During a brief halt to the bloody battle for the Afghan town of Sangin, the Taliban appeared confident that its advantage was insurmountable, even if British boots were again on the ground in Helmand province.
Blaring out through loudspeakers in the besieged town came a single word: “Surrender.” In the same province where hundreds of British lives were lost during the “war on terror”, another option was later offered to the people of Sangin. “Those who choose to fight will die.”
Inside the town, which hundreds of British soldiers fought to liberate from the Taliban during Britain’s decade-long engagement in Afghanistan, fear is everywhere. Dead bodies are found in the surrounding poppy fields, and the resurgent Taliban has executed captured Afghan officials.

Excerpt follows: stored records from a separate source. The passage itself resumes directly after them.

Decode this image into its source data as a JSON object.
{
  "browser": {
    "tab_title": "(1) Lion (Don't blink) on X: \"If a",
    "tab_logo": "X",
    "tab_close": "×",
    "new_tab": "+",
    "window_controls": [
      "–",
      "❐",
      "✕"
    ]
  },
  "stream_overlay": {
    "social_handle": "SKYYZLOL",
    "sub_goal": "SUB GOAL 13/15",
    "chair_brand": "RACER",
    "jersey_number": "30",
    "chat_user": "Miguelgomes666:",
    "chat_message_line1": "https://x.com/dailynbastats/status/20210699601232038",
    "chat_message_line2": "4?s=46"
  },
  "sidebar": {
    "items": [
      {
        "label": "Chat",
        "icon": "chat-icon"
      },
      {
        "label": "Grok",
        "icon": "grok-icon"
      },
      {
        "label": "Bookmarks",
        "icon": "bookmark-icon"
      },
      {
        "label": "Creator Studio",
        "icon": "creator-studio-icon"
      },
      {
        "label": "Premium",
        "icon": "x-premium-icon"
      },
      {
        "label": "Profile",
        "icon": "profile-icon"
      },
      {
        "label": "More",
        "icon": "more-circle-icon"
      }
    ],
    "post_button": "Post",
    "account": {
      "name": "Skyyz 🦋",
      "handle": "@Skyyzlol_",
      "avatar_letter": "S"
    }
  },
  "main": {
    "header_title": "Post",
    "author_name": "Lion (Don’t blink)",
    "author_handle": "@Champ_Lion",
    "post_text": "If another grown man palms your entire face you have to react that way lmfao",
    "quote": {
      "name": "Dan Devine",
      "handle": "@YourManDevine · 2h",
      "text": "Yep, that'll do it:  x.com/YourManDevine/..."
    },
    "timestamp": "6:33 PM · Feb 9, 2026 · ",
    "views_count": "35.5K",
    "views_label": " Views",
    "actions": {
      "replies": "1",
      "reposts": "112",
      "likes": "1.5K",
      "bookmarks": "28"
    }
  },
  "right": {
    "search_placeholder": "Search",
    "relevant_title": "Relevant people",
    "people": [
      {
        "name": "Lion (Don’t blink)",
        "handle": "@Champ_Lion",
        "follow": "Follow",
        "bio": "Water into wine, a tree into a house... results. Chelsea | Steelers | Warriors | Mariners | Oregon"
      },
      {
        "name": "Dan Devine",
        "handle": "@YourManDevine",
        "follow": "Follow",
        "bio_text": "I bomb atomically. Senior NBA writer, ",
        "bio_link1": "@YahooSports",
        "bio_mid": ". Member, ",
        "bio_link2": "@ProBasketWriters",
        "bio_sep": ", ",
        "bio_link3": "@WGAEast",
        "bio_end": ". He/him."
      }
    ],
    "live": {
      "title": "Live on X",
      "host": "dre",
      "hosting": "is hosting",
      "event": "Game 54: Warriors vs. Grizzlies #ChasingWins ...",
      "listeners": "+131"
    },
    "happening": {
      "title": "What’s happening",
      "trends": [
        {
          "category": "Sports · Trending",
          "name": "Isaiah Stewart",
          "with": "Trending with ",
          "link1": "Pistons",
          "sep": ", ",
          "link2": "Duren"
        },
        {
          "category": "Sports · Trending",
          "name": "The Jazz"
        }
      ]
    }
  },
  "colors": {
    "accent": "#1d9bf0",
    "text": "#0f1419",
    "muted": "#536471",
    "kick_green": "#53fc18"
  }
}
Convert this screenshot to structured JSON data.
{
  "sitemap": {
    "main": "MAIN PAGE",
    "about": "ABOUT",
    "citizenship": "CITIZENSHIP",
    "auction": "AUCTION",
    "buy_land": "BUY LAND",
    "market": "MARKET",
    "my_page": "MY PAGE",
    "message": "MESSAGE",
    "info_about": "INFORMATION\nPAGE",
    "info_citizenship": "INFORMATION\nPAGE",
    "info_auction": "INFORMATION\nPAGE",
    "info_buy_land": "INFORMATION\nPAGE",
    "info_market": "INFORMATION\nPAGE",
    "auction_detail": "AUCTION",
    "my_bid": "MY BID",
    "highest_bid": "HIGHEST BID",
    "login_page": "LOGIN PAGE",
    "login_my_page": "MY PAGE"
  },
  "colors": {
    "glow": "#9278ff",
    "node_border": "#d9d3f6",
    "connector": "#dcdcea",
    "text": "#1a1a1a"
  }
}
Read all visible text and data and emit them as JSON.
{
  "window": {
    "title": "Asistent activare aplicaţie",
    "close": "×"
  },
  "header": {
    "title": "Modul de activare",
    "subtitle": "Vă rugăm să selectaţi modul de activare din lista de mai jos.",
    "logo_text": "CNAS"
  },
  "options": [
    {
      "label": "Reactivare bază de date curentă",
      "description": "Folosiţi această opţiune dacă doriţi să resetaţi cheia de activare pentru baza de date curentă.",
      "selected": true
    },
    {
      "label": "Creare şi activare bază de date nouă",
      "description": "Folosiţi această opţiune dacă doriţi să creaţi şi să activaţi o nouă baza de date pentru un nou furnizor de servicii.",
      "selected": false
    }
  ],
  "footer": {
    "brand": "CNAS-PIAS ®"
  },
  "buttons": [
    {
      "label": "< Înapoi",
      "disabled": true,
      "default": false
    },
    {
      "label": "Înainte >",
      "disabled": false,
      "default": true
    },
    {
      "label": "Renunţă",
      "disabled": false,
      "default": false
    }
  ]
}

Beleaguered, outgunned and outnumbered, local police have fought to retain control of Sangin, a strategic foothold in the province where the Taliban makes vast amounts of money from harvesting opium crops. Today the government was urgently dispatching reinforcements. British advisers and American special forces are also reported in Helmand. But their presence may, however, prove too little, too late.
A tribal elder from the town, speaking on the condition of anonymity, told The Independent: “They have shot dead a police commander, two members of the intelligence service and a local government employee.”
He added: “The Taliban went to their homes and executed them. They have burnt homes of police commanders. We have a number of dead bodies of military, Taliban and civilians. Most of the women and children died because we couldn’t take them to hospital.”
Calls for reinforcements have been, according to those still in Sangin, ignored by the government of President Ashraf Ghani. Kabul has been accused of failing to tackle the Taliban. With bases in Pakistan, and claimed institutional support in that country, the Taliban has regrouped since Britain’s last involvement in Helmand.
Many were quick to question the wisdom of sending British troops back to Helmand. Clifford Warren, whose son Paul Warren was killed in Sangin in 2010, said: “The Taliban don’t follow any rules and we follow all of them – and that puts the soldiers in danger every time.”
Afghan security forces have few resources: there are no fighter jets, not enough transport helicopters and no attack helicopters. Soldiers bemoan the lack of accountability, transparency and leadership within their ranks.
A member of the local government in Sangin said that the Taliban was well equipped to combat special forces. The fighters had, he said, night-vision goggles and seemingly unlimited ammunition for both heavy and small arms. “We need more special forces raids and more air support,” he said. “We need them right now. We are asking for reinforcements and haven’t got the help.”
India has gifted three Mi-25 attack helicopters to Afghanistan - which arrived a few days ago - while another is expected to arrive in the next day or so. Afghan commanders hope the helicopters will “change the balance of the fight forces” in Sangin. There have been claims that the British SAS and American special forces are involved in the fighting in Helmand. Villagers in Girishk, a town in the province, said that “Western special forces were in the area” on Monday morning.
Helmand province’s deputy governor, Mohammad Jan Rasoolyar, has resorted to attempting to contact President Ghani on Facebook to beg for help. “The command and control system is a mess,” he wrote. He later told the Associated Press: “I can’t hold my tongue any more.”
In London, the Ministry of Defence has confirmed that a small number of personnel are in Helmand in an “advisory” capacity. The Afghan interior ministry confirmed that British troops had arrived at Camp Shorabak, formally the US Marine Camp Leatherneck.
According to the head of Helmand’s provincial council, Muhammad Kareem Atal, around 65 per cent of Helmand is now under Taliban control. Last week, the Pentagon said the “invigorated Taliban” had increased its attacks. Meanwhile, the “unity” government of Mr Ghani appears increasingly weak. Security posts such as defence and intelligence are both run by acting ministers.
A police commander in Sangin told The Independent: “There are many fatalities and casualties. We are short on water and bread and food. Last night, aircraft dropped some food, ammunition and water for the Afghan national army. But they are at least several miles away from us. We need urgent help. Our soldiers are fighting for their lives.”
The commander of US and Nato forces in Afghanistan, General John Campbell, said recently that the Afghan forces were still challenged by practical issues such as logistics. “There are some places in Helmand they do think the Taliban are 10ft tall, that they are better trained, they got better weapons … It is a confidence thing,” he said.